### Problem
Among the entries that follow, tally the lines with the string "name". Give no more than the number.

[Excerpts from an interface dataset]
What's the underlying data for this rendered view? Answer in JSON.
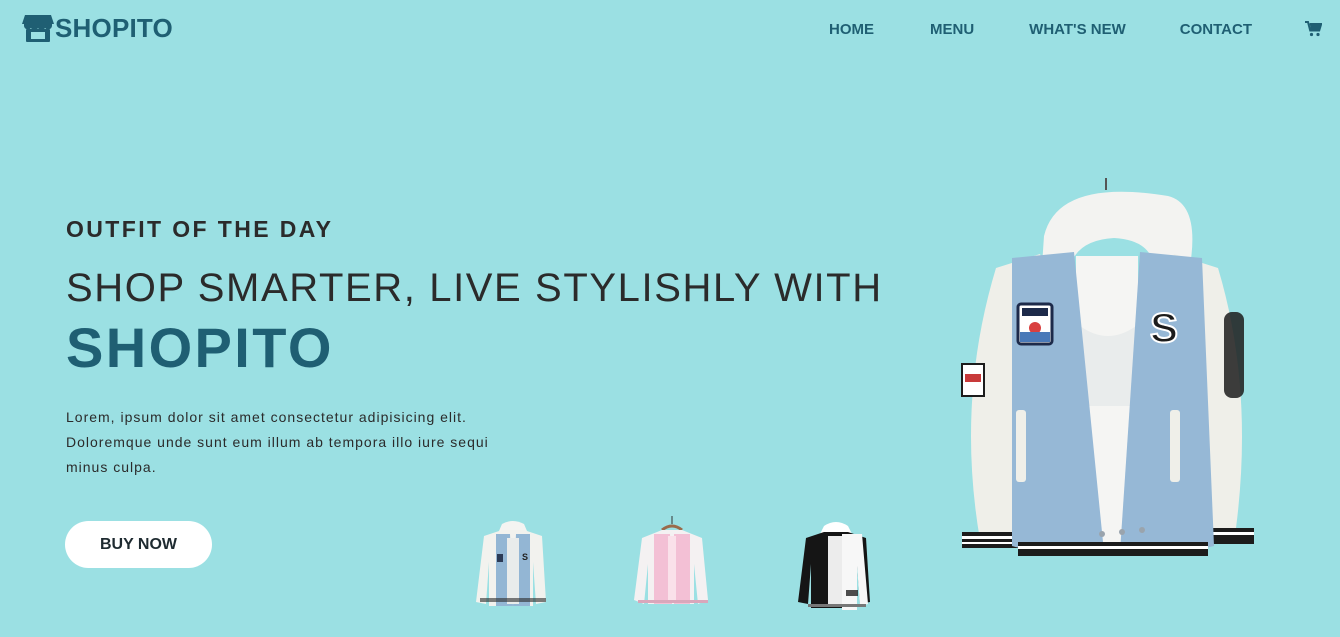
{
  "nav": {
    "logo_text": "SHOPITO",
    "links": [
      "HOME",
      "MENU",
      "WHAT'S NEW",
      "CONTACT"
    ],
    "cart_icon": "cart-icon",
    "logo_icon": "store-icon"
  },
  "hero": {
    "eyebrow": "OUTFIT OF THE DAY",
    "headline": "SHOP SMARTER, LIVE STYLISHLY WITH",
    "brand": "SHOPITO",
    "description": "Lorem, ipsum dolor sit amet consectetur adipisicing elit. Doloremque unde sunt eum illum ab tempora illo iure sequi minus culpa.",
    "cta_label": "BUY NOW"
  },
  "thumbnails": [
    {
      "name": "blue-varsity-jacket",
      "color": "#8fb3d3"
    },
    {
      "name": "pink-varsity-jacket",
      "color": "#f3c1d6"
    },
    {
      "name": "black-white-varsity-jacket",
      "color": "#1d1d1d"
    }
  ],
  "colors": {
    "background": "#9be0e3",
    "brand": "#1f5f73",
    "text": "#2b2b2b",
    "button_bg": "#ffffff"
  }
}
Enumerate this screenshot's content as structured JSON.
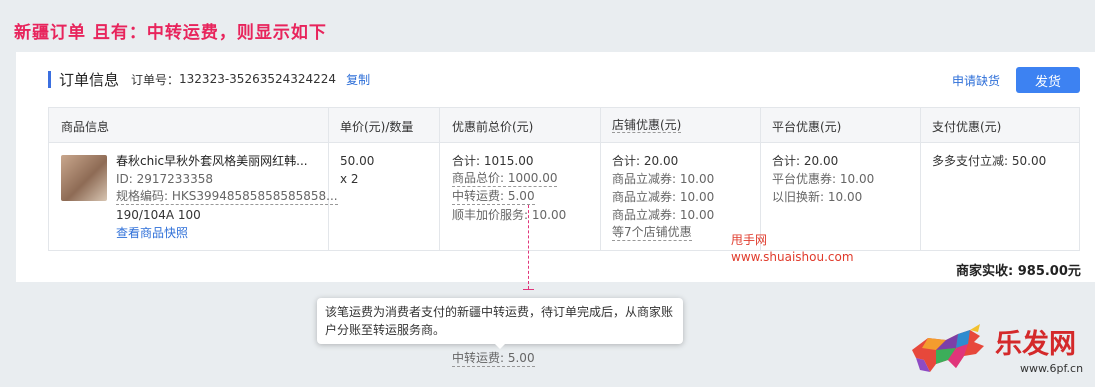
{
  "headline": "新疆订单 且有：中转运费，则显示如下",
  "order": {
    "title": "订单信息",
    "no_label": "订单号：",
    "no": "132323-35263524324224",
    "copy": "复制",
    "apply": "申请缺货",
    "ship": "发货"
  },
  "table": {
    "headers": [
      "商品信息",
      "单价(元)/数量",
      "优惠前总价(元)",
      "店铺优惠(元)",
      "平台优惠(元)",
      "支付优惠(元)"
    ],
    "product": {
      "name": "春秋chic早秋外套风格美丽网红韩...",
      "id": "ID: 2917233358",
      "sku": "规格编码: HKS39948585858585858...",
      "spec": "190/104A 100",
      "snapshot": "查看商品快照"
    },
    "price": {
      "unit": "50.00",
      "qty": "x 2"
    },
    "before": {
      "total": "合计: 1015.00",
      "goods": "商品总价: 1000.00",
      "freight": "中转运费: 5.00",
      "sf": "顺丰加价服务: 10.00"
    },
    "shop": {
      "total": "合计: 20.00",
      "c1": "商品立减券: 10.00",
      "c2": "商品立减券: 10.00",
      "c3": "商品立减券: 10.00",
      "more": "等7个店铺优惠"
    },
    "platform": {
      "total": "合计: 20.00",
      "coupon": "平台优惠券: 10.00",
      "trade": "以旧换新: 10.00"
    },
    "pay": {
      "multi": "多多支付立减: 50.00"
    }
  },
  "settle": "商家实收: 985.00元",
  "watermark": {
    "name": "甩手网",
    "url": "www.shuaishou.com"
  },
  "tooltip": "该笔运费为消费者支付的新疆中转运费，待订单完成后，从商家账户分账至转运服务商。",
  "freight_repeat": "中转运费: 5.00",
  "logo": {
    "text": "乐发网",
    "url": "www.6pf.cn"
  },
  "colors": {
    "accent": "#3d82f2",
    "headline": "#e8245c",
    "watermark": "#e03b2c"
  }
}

### Task response
5